Where in the data does the word "icon" appear? Find those lines and copy them.
====== DATASET EXTRACT
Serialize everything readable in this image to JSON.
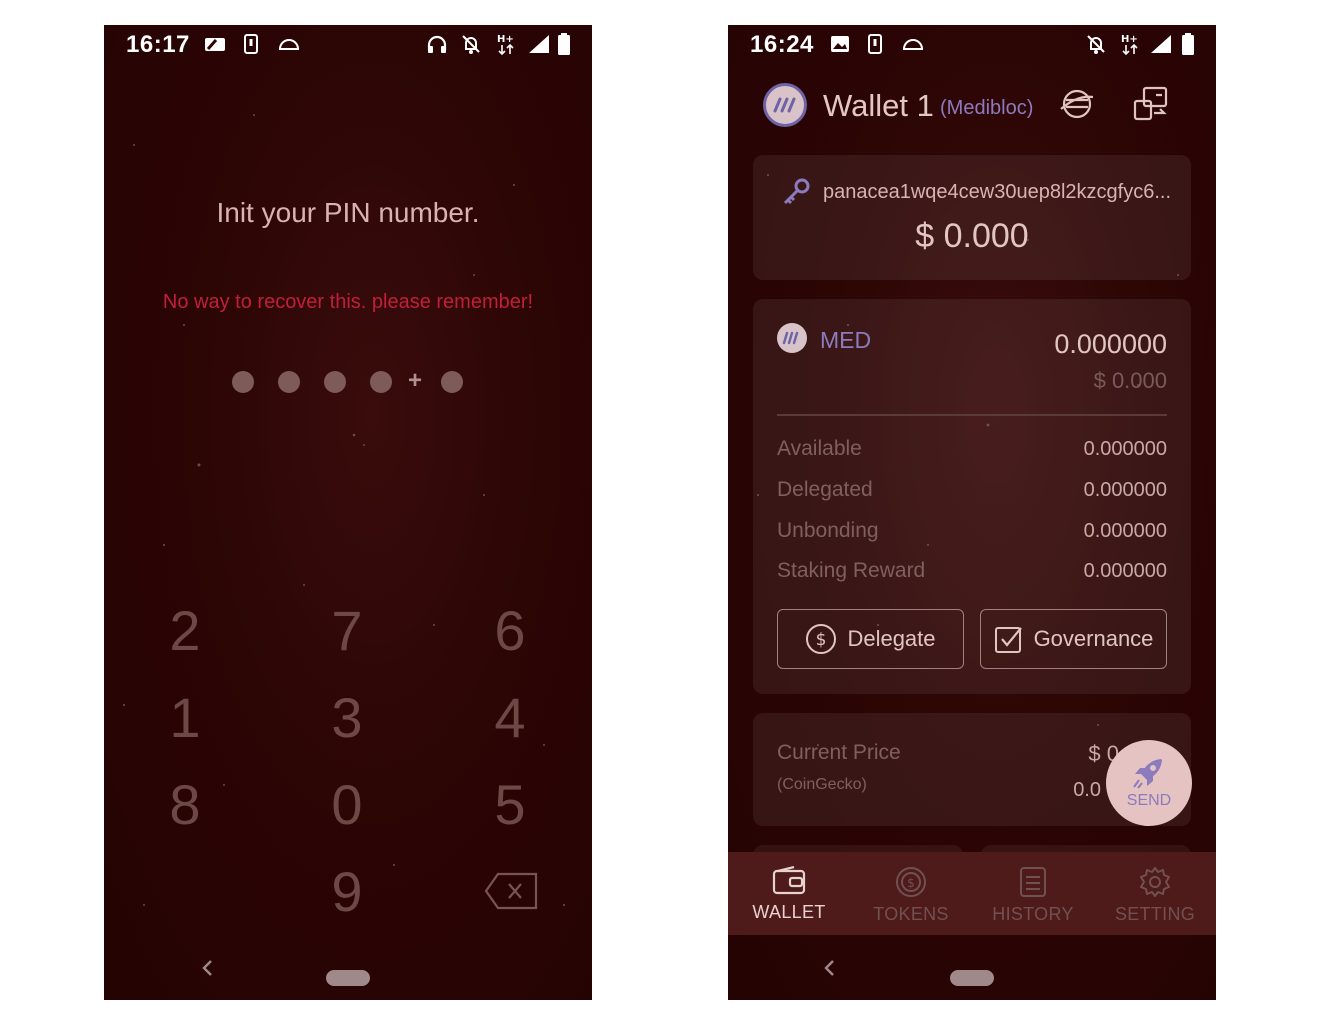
{
  "left_screen": {
    "status": {
      "time": "16:17"
    },
    "title": "Init your PIN number.",
    "warning": "No way to recover this. please remember!",
    "pin_plus": "+",
    "keypad": [
      "2",
      "7",
      "6",
      "1",
      "3",
      "4",
      "8",
      "0",
      "5",
      "9"
    ],
    "backspace_icon": "backspace-icon"
  },
  "right_screen": {
    "status": {
      "time": "16:24"
    },
    "wallet_name": "Wallet 1",
    "wallet_network": "(Medibloc)",
    "address": "panacea1wqe4cew30uep8l2kzcgfyc6...",
    "address_balance": "$ 0.000",
    "token": {
      "name": "MED",
      "amount": "0.000000",
      "usd": "$ 0.000",
      "rows": [
        {
          "label": "Available",
          "value": "0.000000"
        },
        {
          "label": "Delegated",
          "value": "0.000000"
        },
        {
          "label": "Unbonding",
          "value": "0.000000"
        },
        {
          "label": "Staking Reward",
          "value": "0.000000"
        }
      ],
      "delegate_label": "Delegate",
      "governance_label": "Governance"
    },
    "price": {
      "label": "Current Price",
      "source": "(CoinGecko)",
      "usd_partial": "$ 0",
      "value_partial": "0.0"
    },
    "send_label": "SEND",
    "tabs": [
      {
        "label": "WALLET",
        "icon": "wallet-icon",
        "active": true
      },
      {
        "label": "TOKENS",
        "icon": "coin-icon",
        "active": false
      },
      {
        "label": "HISTORY",
        "icon": "list-icon",
        "active": false
      },
      {
        "label": "SETTING",
        "icon": "gear-icon",
        "active": false
      }
    ]
  },
  "colors": {
    "background": "#2c0505",
    "warning": "#c11f3a",
    "accent_purple": "#8c7bbd",
    "tabbar": "#4e1a1a"
  }
}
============
▸ TASK RESPONSE
    "backspace_icon": "backspace-icon"
        "icon": "wallet-icon",
        "icon": "coin-icon",
        "icon": "list-icon",
        "icon": "gear-icon",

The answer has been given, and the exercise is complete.